● **Listed records**:
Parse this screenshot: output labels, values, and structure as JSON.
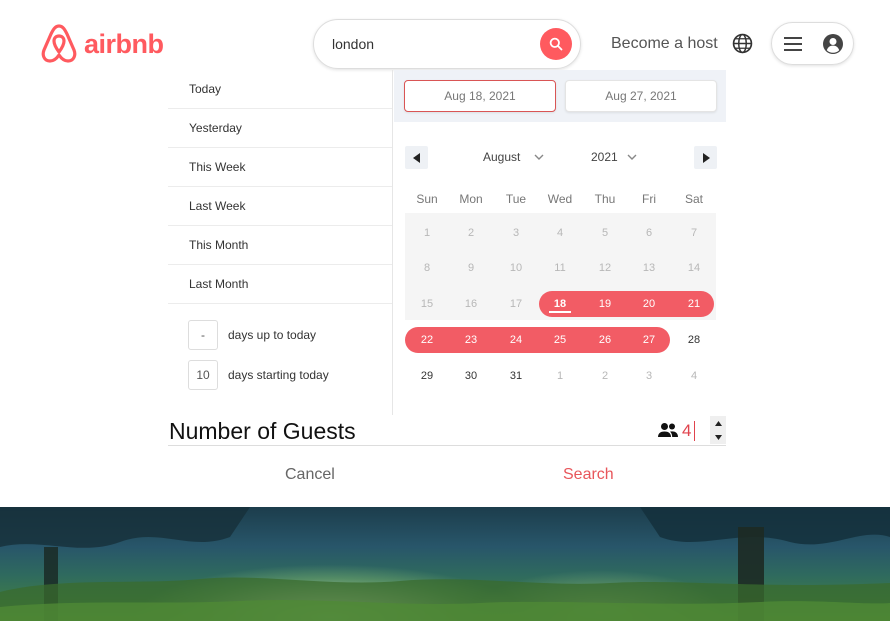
{
  "header": {
    "brand": "airbnb",
    "search_value": "london",
    "host_link": "Become a host",
    "icons": {
      "logo": "airbnb-logo-icon",
      "search": "search-icon",
      "globe": "globe-icon",
      "menu": "hamburger-menu-icon",
      "avatar": "user-avatar-icon"
    }
  },
  "colors": {
    "brand": "#FF5A5F",
    "range": "#f25c65",
    "date_band": "#eff2f7"
  },
  "presets": {
    "items": [
      "Today",
      "Yesterday",
      "This Week",
      "Last Week",
      "This Month",
      "Last Month"
    ],
    "up_to_today": {
      "value": "-",
      "label": "days up to today"
    },
    "starting_today": {
      "value": "10",
      "label": "days starting today"
    }
  },
  "date_range": {
    "start": "Aug 18, 2021",
    "end": "Aug 27, 2021"
  },
  "calendar": {
    "month": "August",
    "year": "2021",
    "weekdays": [
      "Sun",
      "Mon",
      "Tue",
      "Wed",
      "Thu",
      "Fri",
      "Sat"
    ],
    "weeks": [
      [
        "1",
        "2",
        "3",
        "4",
        "5",
        "6",
        "7"
      ],
      [
        "8",
        "9",
        "10",
        "11",
        "12",
        "13",
        "14"
      ],
      [
        "15",
        "16",
        "17",
        "18",
        "19",
        "20",
        "21"
      ],
      [
        "22",
        "23",
        "24",
        "25",
        "26",
        "27",
        "28"
      ],
      [
        "29",
        "30",
        "31",
        "1",
        "2",
        "3",
        "4"
      ]
    ],
    "selected_start_day": 18,
    "selected_end_day": 27
  },
  "guests": {
    "title": "Number of Guests",
    "value": "4",
    "icon": "people-icon"
  },
  "actions": {
    "cancel": "Cancel",
    "search": "Search"
  }
}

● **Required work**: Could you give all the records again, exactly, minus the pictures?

● **Result of the task**:
Parse this screenshot: output labels, values, and structure as JSON.
{
  "header": {
    "brand": "airbnb",
    "search_value": "london",
    "host_link": "Become a host",
    "icons": {
      "logo": "airbnb-logo-icon",
      "search": "search-icon",
      "globe": "globe-icon",
      "menu": "hamburger-menu-icon",
      "avatar": "user-avatar-icon"
    }
  },
  "colors": {
    "brand": "#FF5A5F",
    "range": "#f25c65",
    "date_band": "#eff2f7"
  },
  "presets": {
    "items": [
      "Today",
      "Yesterday",
      "This Week",
      "Last Week",
      "This Month",
      "Last Month"
    ],
    "up_to_today": {
      "value": "-",
      "label": "days up to today"
    },
    "starting_today": {
      "value": "10",
      "label": "days starting today"
    }
  },
  "date_range": {
    "start": "Aug 18, 2021",
    "end": "Aug 27, 2021"
  },
  "calendar": {
    "month": "August",
    "year": "2021",
    "weekdays": [
      "Sun",
      "Mon",
      "Tue",
      "Wed",
      "Thu",
      "Fri",
      "Sat"
    ],
    "weeks": [
      [
        "1",
        "2",
        "3",
        "4",
        "5",
        "6",
        "7"
      ],
      [
        "8",
        "9",
        "10",
        "11",
        "12",
        "13",
        "14"
      ],
      [
        "15",
        "16",
        "17",
        "18",
        "19",
        "20",
        "21"
      ],
      [
        "22",
        "23",
        "24",
        "25",
        "26",
        "27",
        "28"
      ],
      [
        "29",
        "30",
        "31",
        "1",
        "2",
        "3",
        "4"
      ]
    ],
    "selected_start_day": 18,
    "selected_end_day": 27
  },
  "guests": {
    "title": "Number of Guests",
    "value": "4",
    "icon": "people-icon"
  },
  "actions": {
    "cancel": "Cancel",
    "search": "Search"
  }
}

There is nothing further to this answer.